Start with a half-halt. Use it to prepare your horse for the upcoming "go" aid.
After you half-halt, give just a little. The idea isn't to pull. It's just a chance for you to create a better connection before you send energy forward. Create the space but don't completely drop the horse.
2. Then Go
This is the critical part.
Instead of pulling back and reducing energy, you need to build up controlled energy. You need to bolster, encourage, engage.
Then, you need to ask your horse to do the same.
You might use just a seat aid. Or you might combine both the seat and the leg. Whatever you decide to do, the result should be that your horse steps deeper with the hind legs and responds with a surge of energy that might even give you a small whip-lash effect. Be ready for it and go with the horse.
3. How to Round
If you just let everything go, and the horse did in fact energize, then he will either just run faster-faster in the gait, or fall to the forehand or both. Think of a tube of toothpaste as the toothpaste squirts out of the front end.
So to control that energy, and to transfer it over the topline of the horse and encourage the horse to round, you have to do something that will "catch" that energy and recycle it to stay within the horse. This is where a second effective half-halt becomes critical.
If your timing is right, you might feel your horse grow underneath you. You might feel him lift up like you imagine an airplane lifts - front end high, hind end low.
You will certainly feel the energy surge and a power you might not be used to.
If you're lucky, you might get a snort from your horse. Then you know you are on the right track for sure!
Finally, you might be surprised to discover that your horse naturally rounds when all the requirements are brought together.
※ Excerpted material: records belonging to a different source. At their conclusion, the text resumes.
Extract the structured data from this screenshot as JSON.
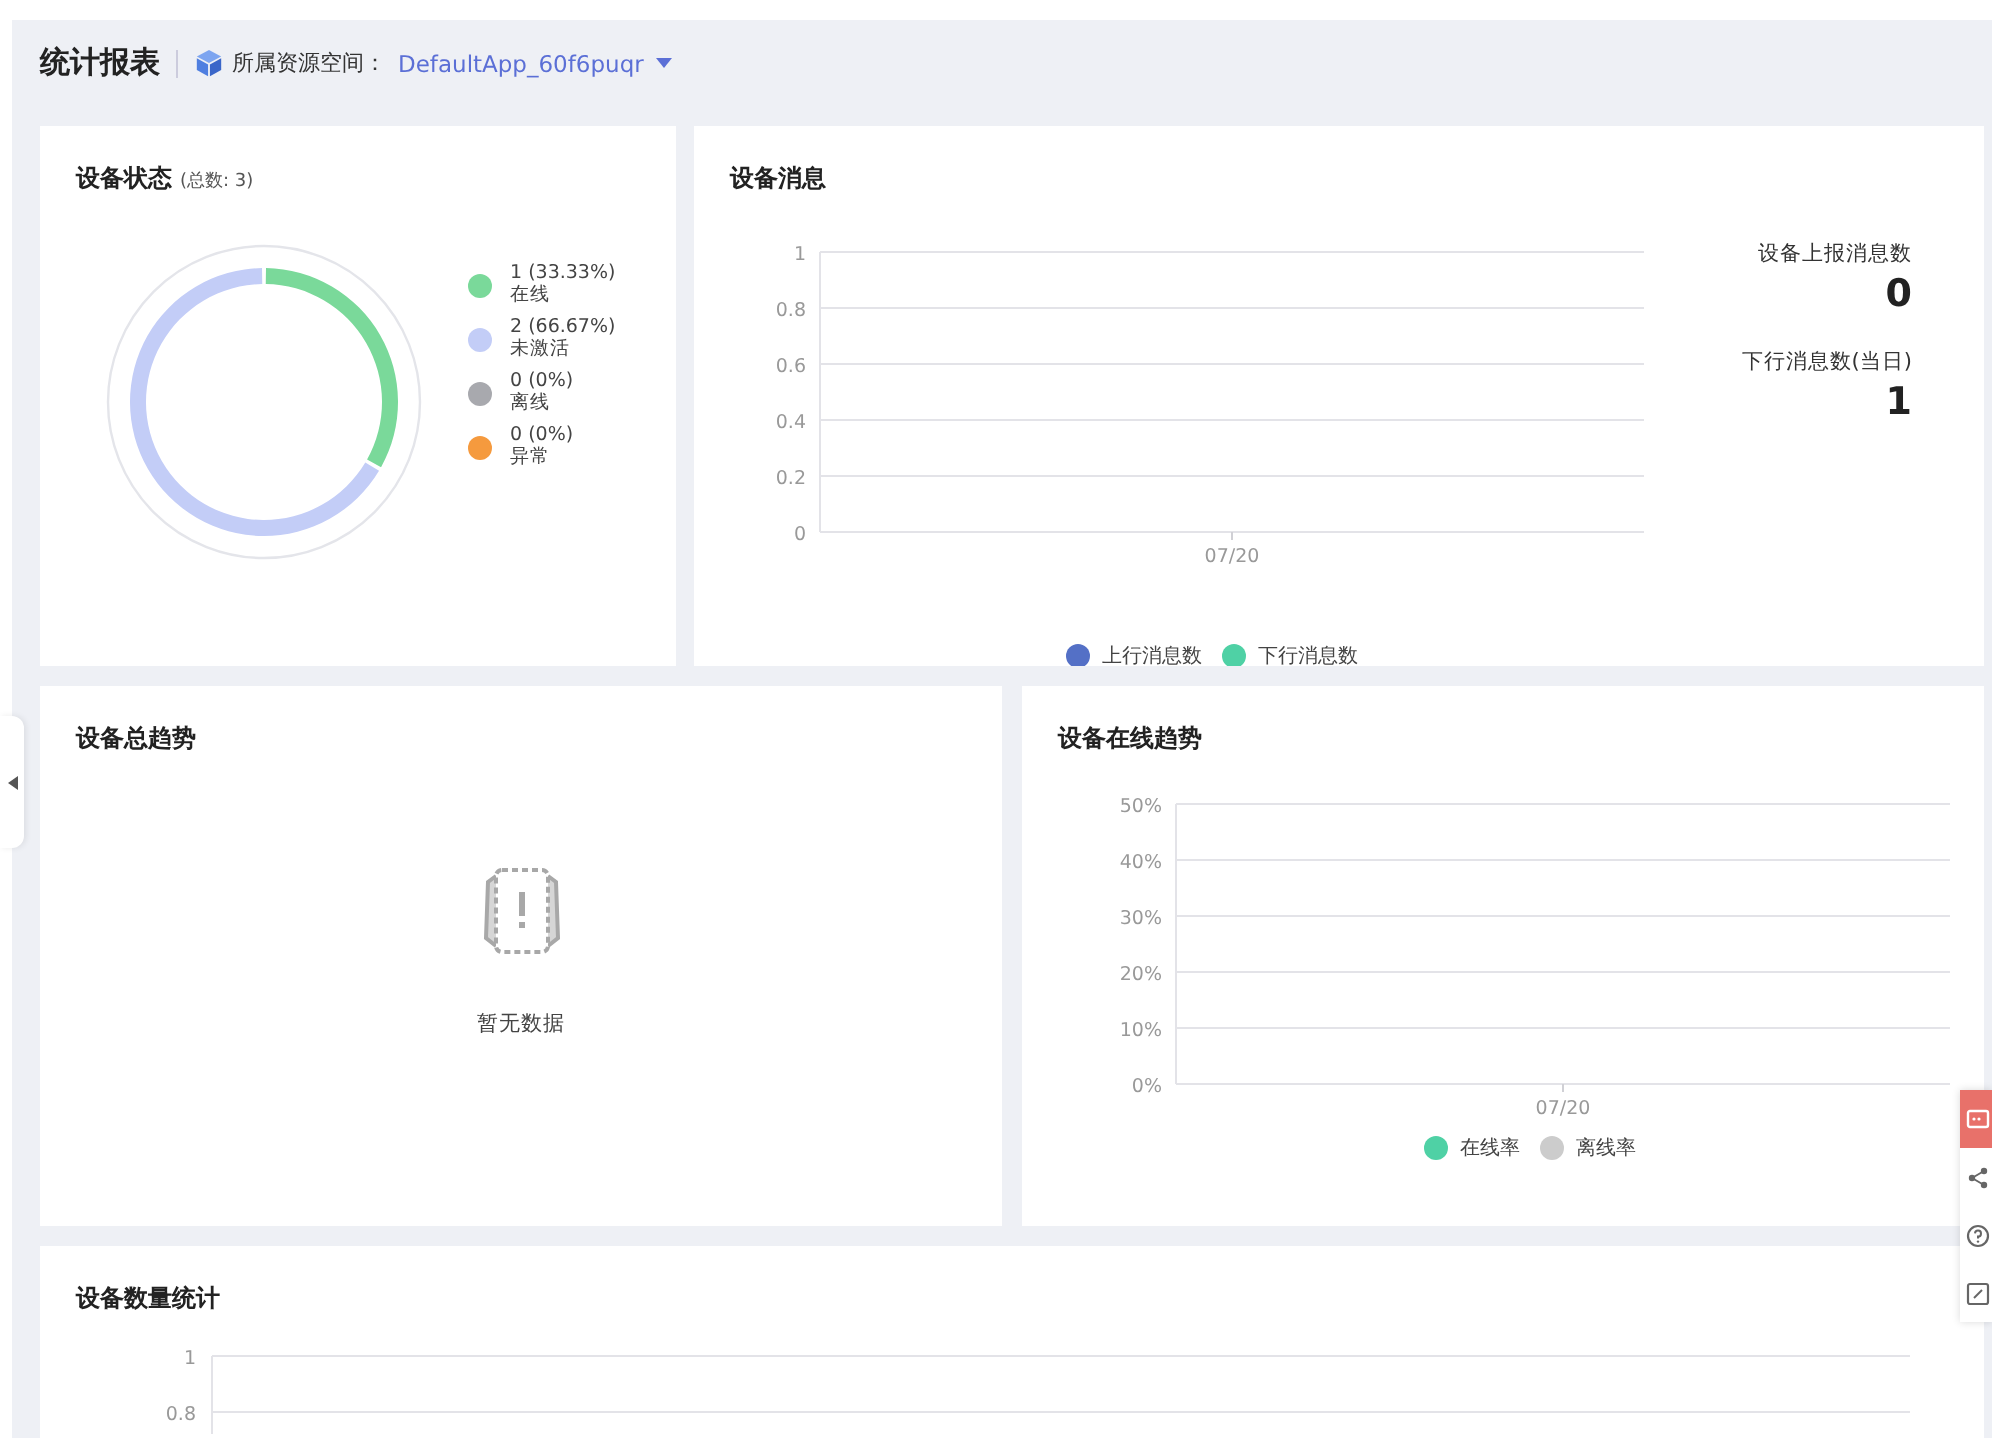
{
  "header": {
    "title": "统计报表",
    "space_label": "所属资源空间：",
    "space_value": "DefaultApp_60f6puqr"
  },
  "device_status": {
    "title": "设备状态",
    "total": "(总数: 3)",
    "legend": [
      {
        "value_label": "1 (33.33%)",
        "color": "#7ad99a"
      },
      {
        "value_label": "2 (66.67%)",
        "color": "#c3cdf7"
      },
      {
        "value_label": "0 (0%)",
        "color": "#a8a9ae"
      },
      {
        "value_label": "0 (0%)",
        "color": "#f59a3e"
      }
    ],
    "chart_data": {
      "type": "donut",
      "categories": [
        "在线",
        "未激活",
        "离线",
        "异常"
      ],
      "values": [
        33.33,
        66.67,
        0,
        0
      ]
    }
  },
  "device_messages": {
    "title": "设备消息",
    "chart_data": {
      "type": "line",
      "grid": true,
      "categories": [
        "07/20"
      ],
      "ylim": [
        0,
        1
      ],
      "yticks": [
        0,
        0.2,
        0.4,
        0.6,
        0.8,
        1
      ],
      "series": [
        {
          "name": "上行消息数",
          "color": "#5470c6",
          "values": [
            null
          ]
        },
        {
          "name": "下行消息数",
          "color": "#4fd1a5",
          "values": [
            null
          ]
        }
      ]
    },
    "stats": [
      {
        "label": "设备上报消息数",
        "value": "0"
      },
      {
        "label": "下行消息数(当日)",
        "value": "1"
      }
    ]
  },
  "device_trend": {
    "title": "设备总趋势",
    "empty_text": "暂无数据"
  },
  "online_trend": {
    "title": "设备在线趋势",
    "chart_data": {
      "type": "line",
      "grid": true,
      "categories": [
        "07/20"
      ],
      "ylim": [
        0,
        50
      ],
      "yticks": [
        {
          "value": 0,
          "label": "0%"
        },
        {
          "value": 10,
          "label": "10%"
        },
        {
          "value": 20,
          "label": "20%"
        },
        {
          "value": 30,
          "label": "30%"
        },
        {
          "value": 40,
          "label": "40%"
        },
        {
          "value": 50,
          "label": "50%"
        }
      ],
      "series": [
        {
          "name": "在线率",
          "color": "#4fd1a5",
          "values": [
            null
          ]
        },
        {
          "name": "离线率",
          "color": "#cccccc",
          "values": [
            null
          ]
        }
      ]
    }
  },
  "device_count": {
    "title": "设备数量统计",
    "axis_labels": [
      "1",
      "0.8"
    ]
  }
}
Suddenly, and apparently from nowhere, he might soften the jaw, thicken through the neck, round his back (and you will feel like you're floating along on a trampoline-like movement) and step deeper underneath with his hind legs.
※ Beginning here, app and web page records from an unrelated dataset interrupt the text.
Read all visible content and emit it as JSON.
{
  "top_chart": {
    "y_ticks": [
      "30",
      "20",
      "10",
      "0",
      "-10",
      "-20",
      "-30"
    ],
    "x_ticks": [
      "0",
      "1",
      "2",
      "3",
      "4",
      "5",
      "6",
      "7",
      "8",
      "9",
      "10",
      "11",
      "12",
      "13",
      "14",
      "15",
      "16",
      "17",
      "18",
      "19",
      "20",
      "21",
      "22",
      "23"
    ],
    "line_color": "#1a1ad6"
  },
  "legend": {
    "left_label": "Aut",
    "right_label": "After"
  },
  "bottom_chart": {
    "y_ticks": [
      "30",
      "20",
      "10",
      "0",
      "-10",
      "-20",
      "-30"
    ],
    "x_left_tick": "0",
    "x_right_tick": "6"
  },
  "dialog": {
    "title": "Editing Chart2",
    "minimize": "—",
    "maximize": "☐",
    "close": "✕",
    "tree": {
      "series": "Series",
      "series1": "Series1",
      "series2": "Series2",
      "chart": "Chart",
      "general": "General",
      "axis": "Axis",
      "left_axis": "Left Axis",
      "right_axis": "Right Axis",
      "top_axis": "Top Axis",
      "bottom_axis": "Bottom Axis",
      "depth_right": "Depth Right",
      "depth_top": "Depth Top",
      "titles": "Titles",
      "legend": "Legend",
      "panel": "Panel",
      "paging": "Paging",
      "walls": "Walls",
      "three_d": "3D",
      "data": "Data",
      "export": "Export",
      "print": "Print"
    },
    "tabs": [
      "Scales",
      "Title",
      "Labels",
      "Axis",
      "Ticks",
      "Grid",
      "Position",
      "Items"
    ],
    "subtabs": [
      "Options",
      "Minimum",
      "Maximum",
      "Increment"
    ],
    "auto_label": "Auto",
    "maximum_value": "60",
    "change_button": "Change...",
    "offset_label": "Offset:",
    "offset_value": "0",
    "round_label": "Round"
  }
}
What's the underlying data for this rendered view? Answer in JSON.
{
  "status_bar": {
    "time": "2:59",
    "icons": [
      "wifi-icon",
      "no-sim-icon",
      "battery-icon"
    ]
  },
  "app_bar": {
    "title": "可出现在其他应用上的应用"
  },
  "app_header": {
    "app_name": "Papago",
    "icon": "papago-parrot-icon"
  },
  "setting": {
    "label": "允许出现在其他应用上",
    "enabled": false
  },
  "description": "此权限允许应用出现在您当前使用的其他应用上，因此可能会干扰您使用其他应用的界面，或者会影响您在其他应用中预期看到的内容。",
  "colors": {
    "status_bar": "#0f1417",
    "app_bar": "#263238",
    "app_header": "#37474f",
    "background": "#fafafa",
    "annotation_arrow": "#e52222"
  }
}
And this will happen all at once!
This last part is something we don't often think about. Once we get "it", we assume that the horse will just stay that way because he loves us so much! 😉
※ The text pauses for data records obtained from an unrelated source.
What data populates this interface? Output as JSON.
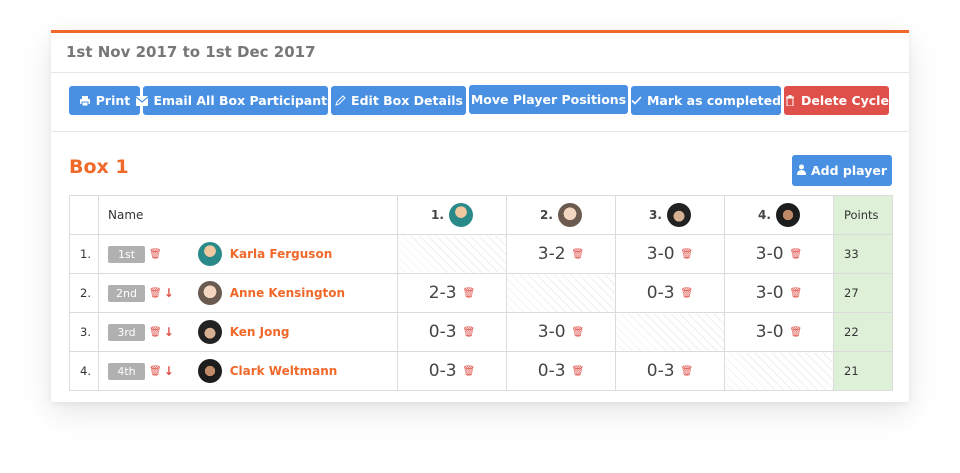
{
  "cycle_title": "1st Nov 2017 to 1st Dec 2017",
  "toolbar": {
    "print": "Print",
    "email": "Email All Box Participants",
    "edit": "Edit Box Details",
    "move": "Move Player Positions",
    "complete": "Mark as completed",
    "delete": "Delete Cycle"
  },
  "box": {
    "title": "Box 1",
    "add_player": "Add player",
    "headers": {
      "name": "Name",
      "points": "Points",
      "cols": [
        "1.",
        "2.",
        "3.",
        "4."
      ]
    },
    "rows": [
      {
        "num": "1.",
        "position": "1st",
        "name": "Karla Ferguson",
        "scores": [
          "",
          "3-2",
          "3-0",
          "3-0"
        ],
        "points": "33"
      },
      {
        "num": "2.",
        "position": "2nd",
        "name": "Anne Kensington",
        "scores": [
          "2-3",
          "",
          "0-3",
          "3-0"
        ],
        "points": "27"
      },
      {
        "num": "3.",
        "position": "3rd",
        "name": "Ken Jong",
        "scores": [
          "0-3",
          "3-0",
          "",
          "3-0"
        ],
        "points": "22"
      },
      {
        "num": "4.",
        "position": "4th",
        "name": "Clark Weltmann",
        "scores": [
          "0-3",
          "0-3",
          "0-3",
          ""
        ],
        "points": "21"
      }
    ]
  },
  "colors": {
    "accent": "#f0692b",
    "primary": "#4a90e2",
    "danger": "#e0504a",
    "points_bg": "#dff0d8"
  }
}
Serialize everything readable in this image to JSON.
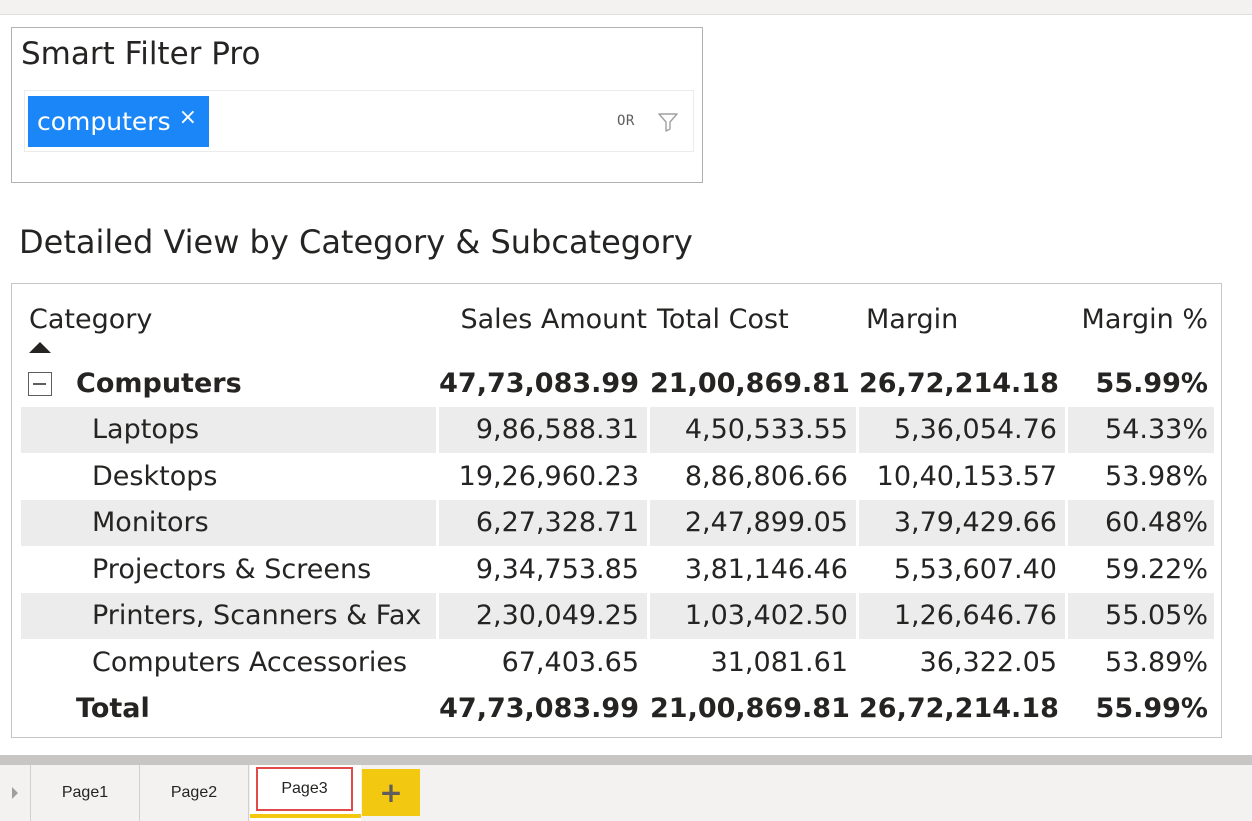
{
  "smart_filter": {
    "title": "Smart Filter Pro",
    "chip_label": "computers",
    "chip_close": "×",
    "logic_label": "OR",
    "icons": {
      "funnel": "funnel-icon",
      "close": "close-icon"
    },
    "chip_color": "#1a86f7"
  },
  "matrix": {
    "title": "Detailed View by Category & Subcategory",
    "headers": [
      "Category",
      "Sales Amount",
      "Total Cost",
      "Margin",
      "Margin %"
    ],
    "sort_indicator": "ascending",
    "category": {
      "name": "Computers",
      "sales": "47,73,083.99",
      "cost": "21,00,869.81",
      "margin": "26,72,214.18",
      "margin_pct": "55.99%"
    },
    "rows": [
      {
        "name": "Laptops",
        "sales": "9,86,588.31",
        "cost": "4,50,533.55",
        "margin": "5,36,054.76",
        "margin_pct": "54.33%"
      },
      {
        "name": "Desktops",
        "sales": "19,26,960.23",
        "cost": "8,86,806.66",
        "margin": "10,40,153.57",
        "margin_pct": "53.98%"
      },
      {
        "name": "Monitors",
        "sales": "6,27,328.71",
        "cost": "2,47,899.05",
        "margin": "3,79,429.66",
        "margin_pct": "60.48%"
      },
      {
        "name": "Projectors & Screens",
        "sales": "9,34,753.85",
        "cost": "3,81,146.46",
        "margin": "5,53,607.40",
        "margin_pct": "59.22%"
      },
      {
        "name": "Printers, Scanners & Fax",
        "sales": "2,30,049.25",
        "cost": "1,03,402.50",
        "margin": "1,26,646.76",
        "margin_pct": "55.05%"
      },
      {
        "name": "Computers Accessories",
        "sales": "67,403.65",
        "cost": "31,081.61",
        "margin": "36,322.05",
        "margin_pct": "53.89%"
      }
    ],
    "total": {
      "name": "Total",
      "sales": "47,73,083.99",
      "cost": "21,00,869.81",
      "margin": "26,72,214.18",
      "margin_pct": "55.99%"
    },
    "row_shade_color": "#ececec"
  },
  "tabs": {
    "items": [
      "Page1",
      "Page2",
      "Page3"
    ],
    "active": "Page3",
    "add_label": "+",
    "accent_color": "#f2c811",
    "active_outline_color": "#e04a4a"
  }
}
But alas, we discover quickly that if we can't maintain the status quo, the horse's level of ability will quickly diminish to the base level of our riding skills.
To keep the roundness, you have to keep riding forward - with the half-halt, the go and then the no - in a cycle, round and round, over and over.
Then, and only then, will you have true "roundness" and a horse that moves happily, with strength, in a way that will help to keep him sound for years and years.
If you liked this article, and would like to download a free pdf eBook of all the #1 Rider Problem series (a total of 5 articles), click here for more information.
Next time you go to the barn, give these four steps a try and see what your horse has to say about it. Then, let us know how it went in the comments below.
Want to advertise your business on Horse Listening? Click here for more info.
Don’t miss a single issue of Horse Listening! If you like what you are reading, become a subscriber and receive updates when new Horse Listening articles are published! Your email address will not be used on any other distribution list. Subscribe to Horse Listening by Email
Buy the book for many more riding tips! Horse Listening – The Book: Stepping Forward to Effective Riding
Available as an eBook or paperback.
Visit our Horse Listening Store to browse through a variety of designs and items!
If you enjoyed the article above, here are more:
Frame, Round or Collection? Do you know the difference, and in a pinch, would you be able to identify it in a moving horse?
In Praise of the (Horse Riding) Hand: How to develop hands that sing poetry in your horse’s mind!
What Being On The Forehand Means to the Horse: The idea here isn’t to cause guilt and doom and gloom; instead, we should learn all we can and take steps to avoid known problems.
Use the “Canter-Trot” to Truly Engage the Hind End: Many riders think that kicking the horse along and making the legs move faster is the ticket to engagement – but there is nothing further than the truth!
Breaking the Cycle: It Might Not Be What You DID Do…: … but rather what you DIDN’T do!